(Contemporary Literary Criticism)

Sartre, Jean-Paul 1905–

Sartre, a French philosopher, novelist, playwright, and critic, is one of the intellectual giants of the twentieth century. He has been called "the active conscience of an entire generation," examining every aspect of humanity from his existential point of view. (See also Contemporary Authors, Vols. 9-12, rev. ed.)

[Sartre's] beginnings as a playwright [in a German prison camp in 1940] marked the emergence of his political commitment as well…. Drama became for Sartre his preferred means of expressing une littérature engagée committed to change both man's social condition and his conception of himself. A novel communicates with its readers as individuals, each in his solitude; a play in performance communicates directly with a group. During the war years, Sartre found in the theatre a way of speaking directly to an audience with whom he shared a common situation, the same anguish and the same hope.

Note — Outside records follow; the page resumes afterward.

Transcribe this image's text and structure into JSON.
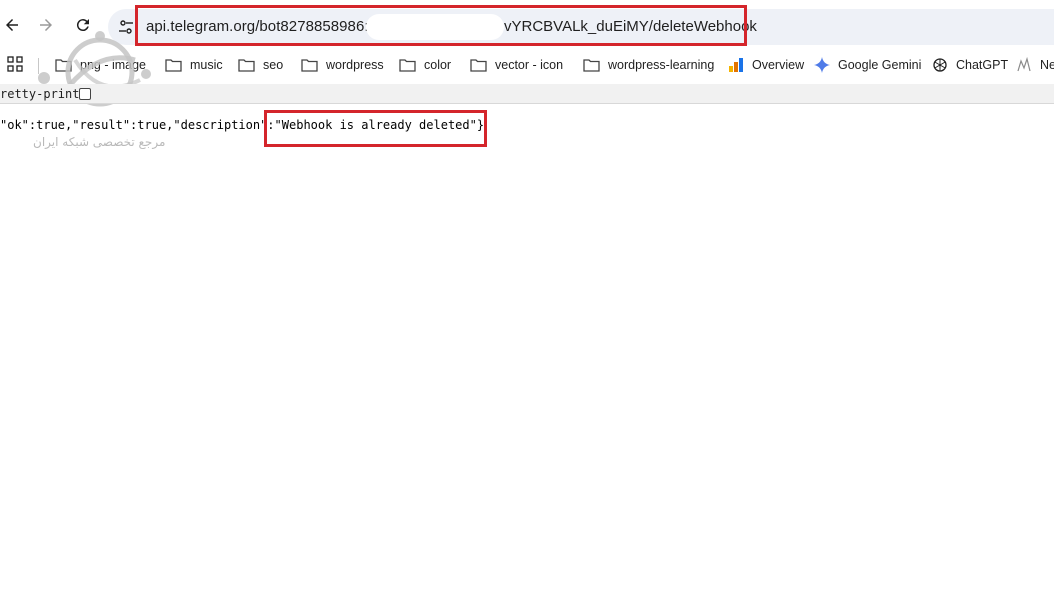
{
  "toolbar": {
    "url_visible_prefix": "api.telegram.org/bot8278858986:AA",
    "url_visible_suffix": "vYRCBVALk_duEiMY/deleteWebhook"
  },
  "bookmarks": [
    {
      "label": "png - image",
      "icon": "folder-icon"
    },
    {
      "label": "music",
      "icon": "folder-icon"
    },
    {
      "label": "seo",
      "icon": "folder-icon"
    },
    {
      "label": "wordpress",
      "icon": "folder-icon"
    },
    {
      "label": "color",
      "icon": "folder-icon"
    },
    {
      "label": "vector - icon",
      "icon": "folder-icon"
    },
    {
      "label": "wordpress-learning",
      "icon": "folder-icon"
    },
    {
      "label": "Overview",
      "icon": "analytics-icon"
    },
    {
      "label": "Google Gemini",
      "icon": "gemini-icon"
    },
    {
      "label": "ChatGPT",
      "icon": "chatgpt-icon"
    },
    {
      "label": "Ne",
      "icon": "site-icon"
    }
  ],
  "pretty_print": {
    "label": "retty-print"
  },
  "json_body": {
    "prefix": "\"ok\":true,\"result\":true,\"description\":",
    "description_value": "\"Webhook is already deleted\"",
    "suffix": "}"
  },
  "watermark": {
    "text": "مرجع تخصصی شبکه ایران"
  },
  "colors": {
    "highlight_box": "#d4252b",
    "omnibox_bg": "#eef1f7"
  }
}
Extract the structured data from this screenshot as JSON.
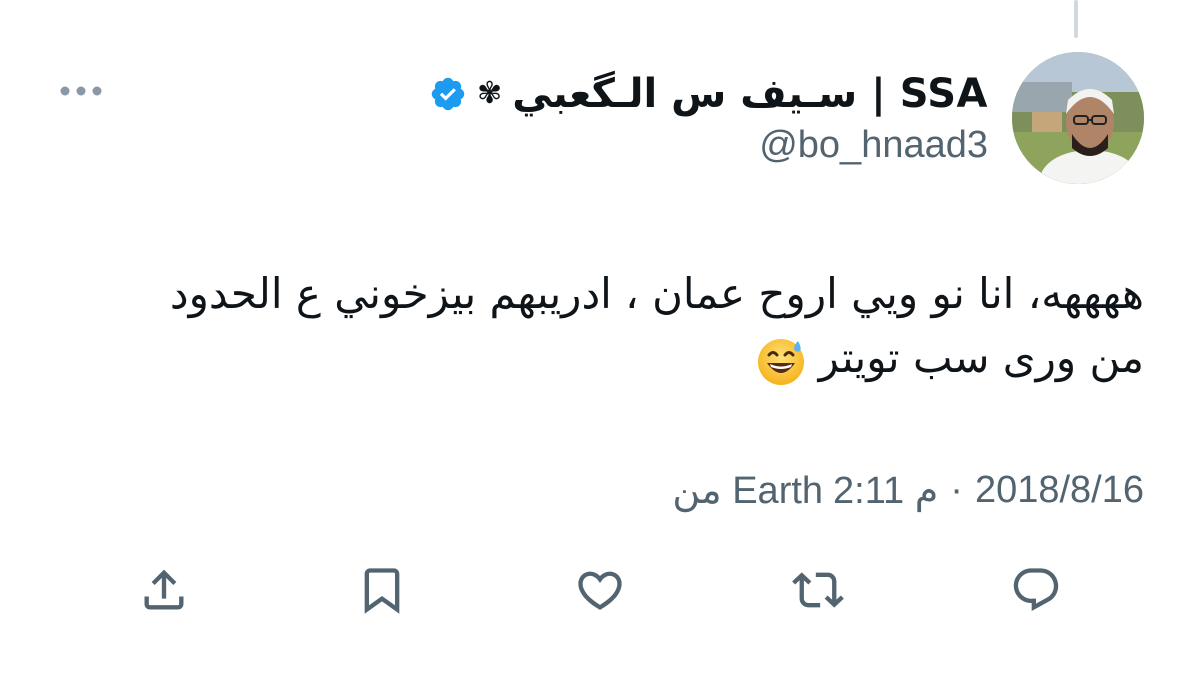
{
  "tweet": {
    "display_name": "سـيف س الـگعبي | SSA",
    "name_ornament": "✾",
    "handle": "@bo_hnaad3",
    "body_lines": [
      "ههههه، انا نو ويي اروح عمان ، ادريبهم بيزخوني ع الحدود",
      "من ورى سب تويتر"
    ],
    "emoji": "grinning-face-with-sweat-emoji",
    "meta": {
      "date": "2018/8/16",
      "separator": "·",
      "time": "2:11 م",
      "source": "من Earth"
    }
  },
  "icons": {
    "more": "more-horizontal-icon",
    "verified": "verified-badge-icon",
    "share": "share-icon",
    "bookmark": "bookmark-icon",
    "like": "heart-icon",
    "retweet": "retweet-icon",
    "reply": "reply-icon"
  },
  "colors": {
    "text": "#0f1419",
    "secondary": "#536471",
    "verified": "#1d9bf0",
    "thread_line": "#cfd9de",
    "background": "#ffffff"
  }
}
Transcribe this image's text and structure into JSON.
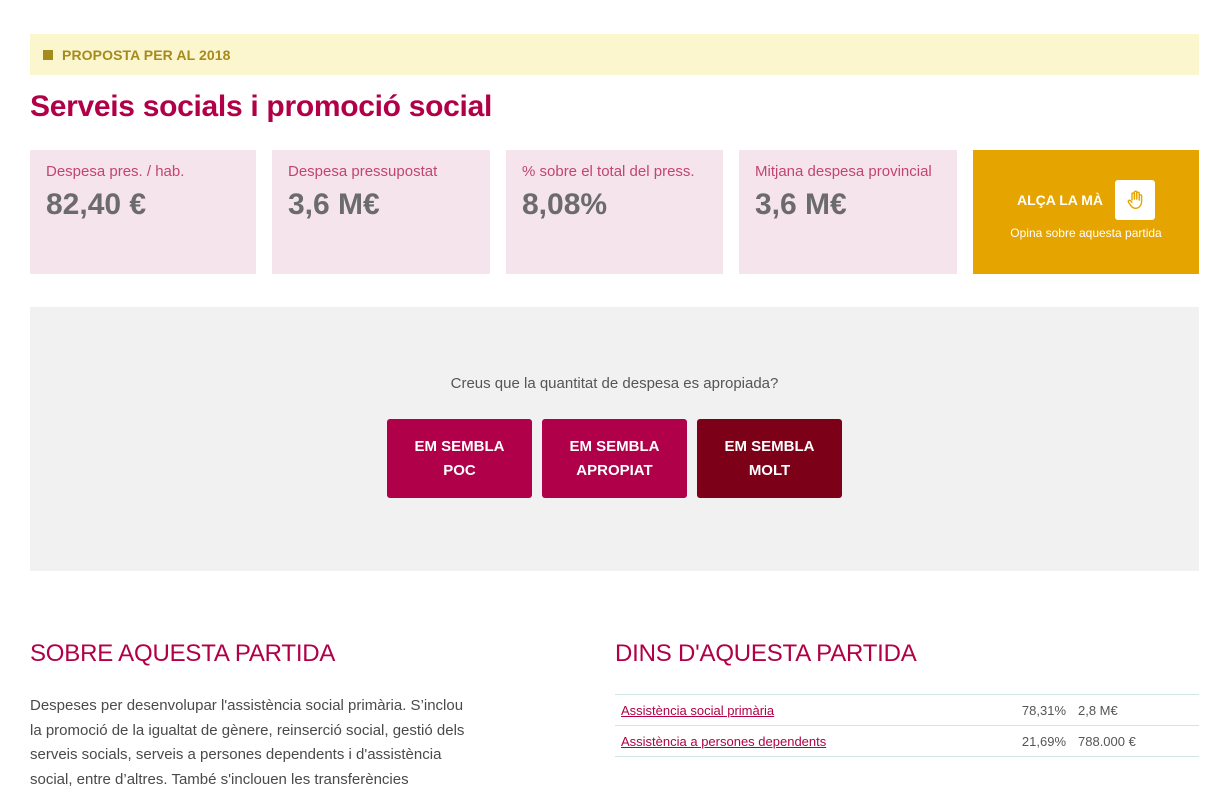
{
  "banner": {
    "label": "PROPOSTA PER AL 2018"
  },
  "title": "Serveis socials i promoció social",
  "kpis": [
    {
      "label": "Despesa pres. / hab.",
      "value": "82,40 €"
    },
    {
      "label": "Despesa pressupostat",
      "value": "3,6 M€"
    },
    {
      "label": "% sobre el total del press.",
      "value": "8,08%"
    },
    {
      "label": "Mitjana despesa provincial",
      "value": "3,6 M€"
    }
  ],
  "vote": {
    "label": "ALÇA LA MÀ",
    "sub": "Opina sobre aquesta partida",
    "icon": "hand-icon"
  },
  "survey": {
    "question": "Creus que la quantitat de despesa es apropiada?",
    "buttons": [
      "EM SEMBLA POC",
      "EM SEMBLA APROPIAT",
      "EM SEMBLA MOLT"
    ]
  },
  "about": {
    "heading": "SOBRE AQUESTA PARTIDA",
    "text": "Despeses per desenvolupar l'assistència social primària. S’inclou la promoció de la igualtat de gènere, reinserció social, gestió dels serveis socials, serveis a persones dependents i d'assistència social, entre d’altres. També s'inclouen les transferències"
  },
  "inside": {
    "heading": "DINS D'AQUESTA PARTIDA",
    "rows": [
      {
        "name": "Assistència social primària",
        "pct": "78,31%",
        "amount": "2,8 M€"
      },
      {
        "name": "Assistència a persones dependents",
        "pct": "21,69%",
        "amount": "788.000 €"
      }
    ]
  },
  "colors": {
    "accent": "#b10047",
    "dark_accent": "#7d0019",
    "gold": "#e5a400",
    "kpi_bg": "#f6e4ec",
    "banner_bg": "#fcf6cf"
  }
}
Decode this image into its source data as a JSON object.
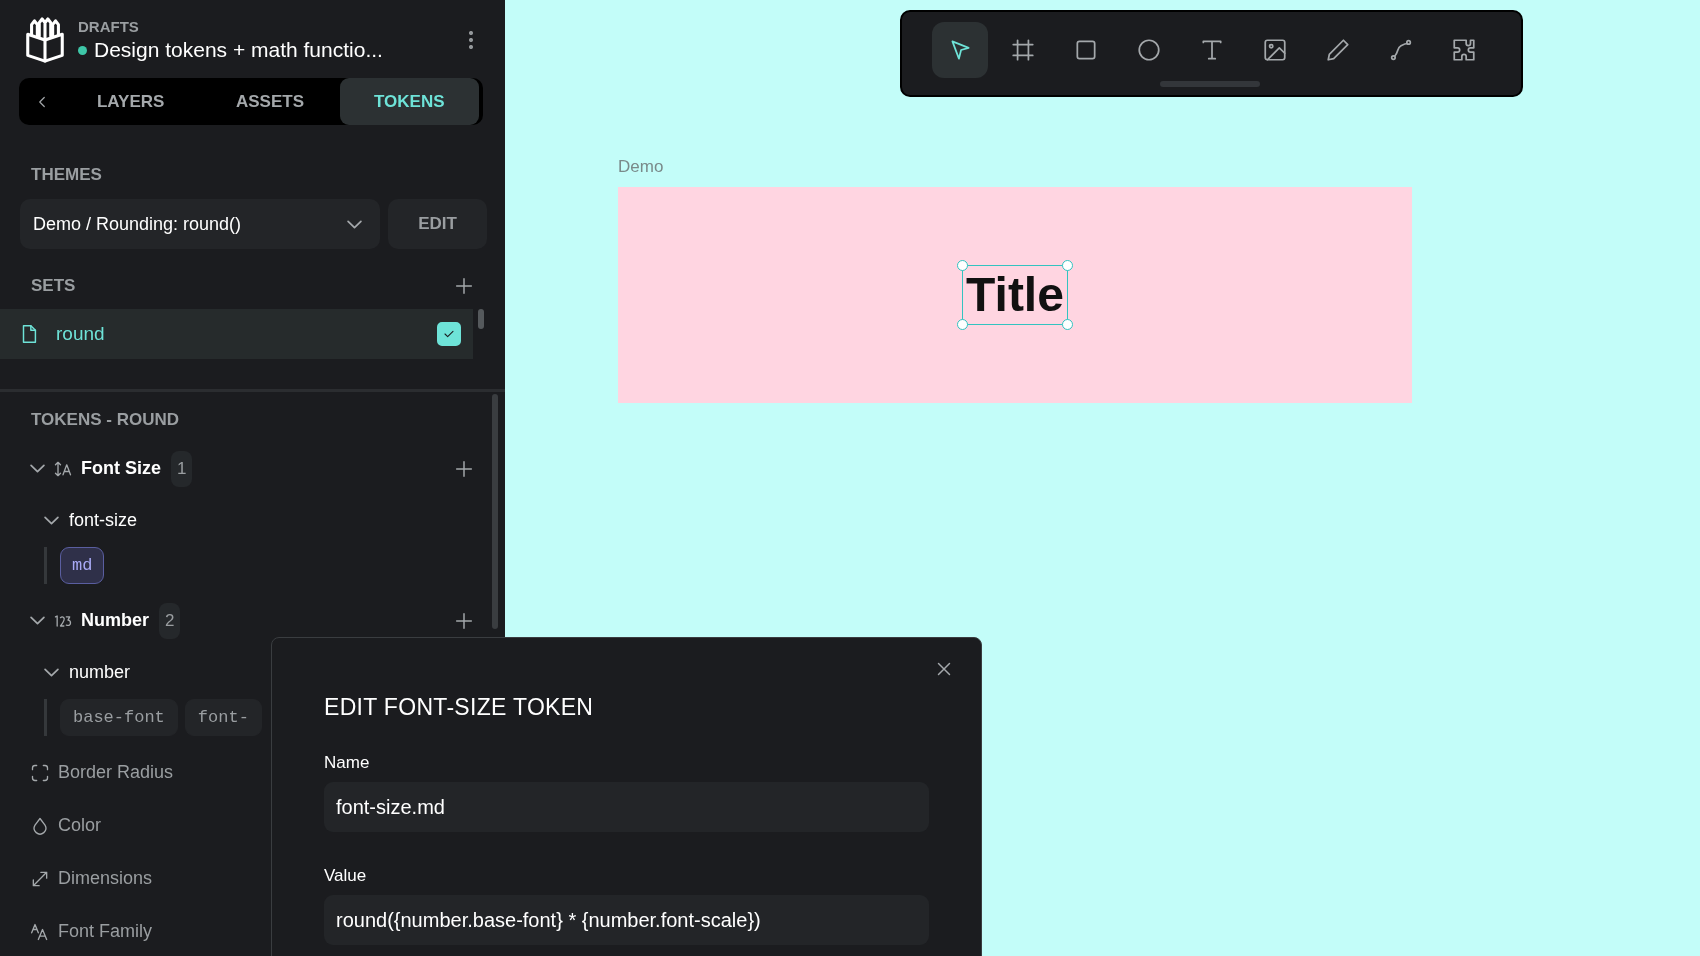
{
  "project": {
    "section": "DRAFTS",
    "title": "Design tokens + math functio..."
  },
  "tabs": [
    {
      "label": "LAYERS",
      "selected": false
    },
    {
      "label": "ASSETS",
      "selected": false
    },
    {
      "label": "TOKENS",
      "selected": true
    }
  ],
  "themes": {
    "heading": "THEMES",
    "selected_theme": "Demo / Rounding: round()",
    "edit_button": "EDIT"
  },
  "sets": {
    "heading": "SETS",
    "items": [
      {
        "name": "round",
        "selected": true,
        "checked": true
      }
    ]
  },
  "tokens": {
    "heading": "TOKENS - ROUND",
    "groups": [
      {
        "kind": "font-size",
        "name": "Font Size",
        "count": "1",
        "expanded": true,
        "disabled": false,
        "children": [
          {
            "name": "font-size",
            "expanded": true,
            "tokens": [
              {
                "name": "md",
                "selected": true
              }
            ]
          }
        ]
      },
      {
        "kind": "number",
        "name": "Number",
        "count": "2",
        "expanded": true,
        "disabled": false,
        "children": [
          {
            "name": "number",
            "expanded": true,
            "tokens": [
              {
                "name": "base-font",
                "selected": false
              },
              {
                "name": "font-",
                "selected": false
              }
            ]
          }
        ]
      },
      {
        "kind": "border-radius",
        "name": "Border Radius",
        "disabled": true
      },
      {
        "kind": "color",
        "name": "Color",
        "disabled": true
      },
      {
        "kind": "dimensions",
        "name": "Dimensions",
        "disabled": true
      },
      {
        "kind": "font-family",
        "name": "Font Family",
        "disabled": true
      }
    ]
  },
  "toolbar": {
    "tools": [
      {
        "kind": "pointer",
        "selected": true
      },
      {
        "kind": "frame",
        "selected": false
      },
      {
        "kind": "rectangle",
        "selected": false
      },
      {
        "kind": "ellipse",
        "selected": false
      },
      {
        "kind": "text",
        "selected": false
      },
      {
        "kind": "image",
        "selected": false
      },
      {
        "kind": "pencil",
        "selected": false
      },
      {
        "kind": "path",
        "selected": false
      },
      {
        "kind": "plugins",
        "selected": false
      }
    ]
  },
  "canvas": {
    "board": {
      "name": "Demo",
      "text": "Title",
      "selected": true
    }
  },
  "dialog": {
    "title": "EDIT FONT-SIZE TOKEN",
    "fields": [
      {
        "label": "Name",
        "value": "font-size.md"
      },
      {
        "label": "Value",
        "value": "round({number.base-font} * {number.font-scale})"
      }
    ]
  }
}
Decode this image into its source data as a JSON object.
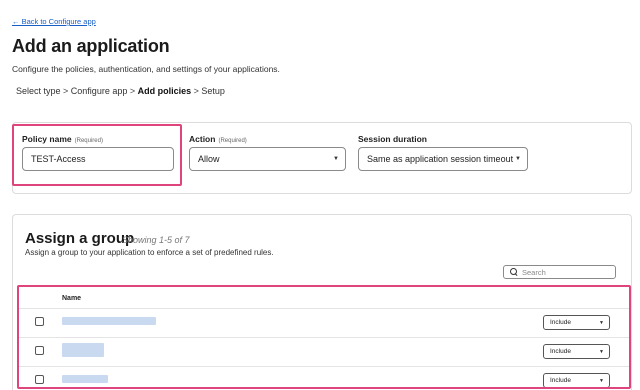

Another aspect of theatre attracts Sartre: the need to make an immediate impression on the audience. In the theatre there is no possibility, as there is in a novel, to go back to certain scenes in order to understand them better. Sartre's plays abound in suspense, sudden reversals, and coups de théâtre. (p. 2)

In the theatre, Sartre studies man as the inventor of acts that decide what he is. His plays present characters performing acts that redefine the meaning of both the actor and the action itself.

Against a static theatre of caractères with its image of man as eternally the same, Sartre's plays present the image of man as a being constantly in the process of becoming, because he is what he does. (p. 4)

In the plays, genuine action—action as a means of changing the world—becomes lost in a maze of reflections. With the exception of Hoederer, the acts performed by Sartre's dramatic heroes are first of all attempts to realize a certain desired image; that is, to become absolute objects for themselves and for others.

Sartre uses the ambiguity inherent in theatre—both real event and imaginary representation—as a dominating theme of his plays. Since for Sartre man is what he does, the crux of the typical Sartrean plot concerns the individual in an extreme situation, forced to make a choice of action which calls his whole existence into question. At the same time, since we are in the theatre, these acts are inevitably gestures, performed by actors for an audience. Sartre often dramatizes this ambiguity by means of protagonists who themselves are playing roles, assigned to them by real or imagined spectators. Iris Murdoch makes the important point that "Sartre is interested in man not so much as a 'rational' being but as a 'reflective' being: self-picturing, self-deceiving, and acutely aware of the regard of others." His characters act in order to appropriate or to reject a particular image of themselves that they find in the eyes of others. As a result, they and their acts are constantly threatened with unreality, against which they chose to act in the first place. (pp. 5-6)

In a critique of bourgeois theatre given as a lecture at the Sorbonne in 1960, Sartre contended:

The theatre being an image, gestures are the image of action, and dramatic action is the action of characters…. Action, in the true sense of the word, is that of the character; there are no images in the theatre but the image of the act, and if one seeks the definition of theatre, one must ask what an act is, because the theatre can represent nothing but the act.

This statement is crucial to an understanding of what Sartre is trying to do in the theatre. The word "gesture" as Sartre uses it means what an actor in the theatre does; an act becomes a gesture when it is committed not in order to accomplish a particular objective, but rather, in order to be seen and consecrated as image. The relation between an act and its image is central in Sartre's thought and finds its most appropriate projection on the stage. In this way, theatre represents for...

(The entire section is 12,530 words.)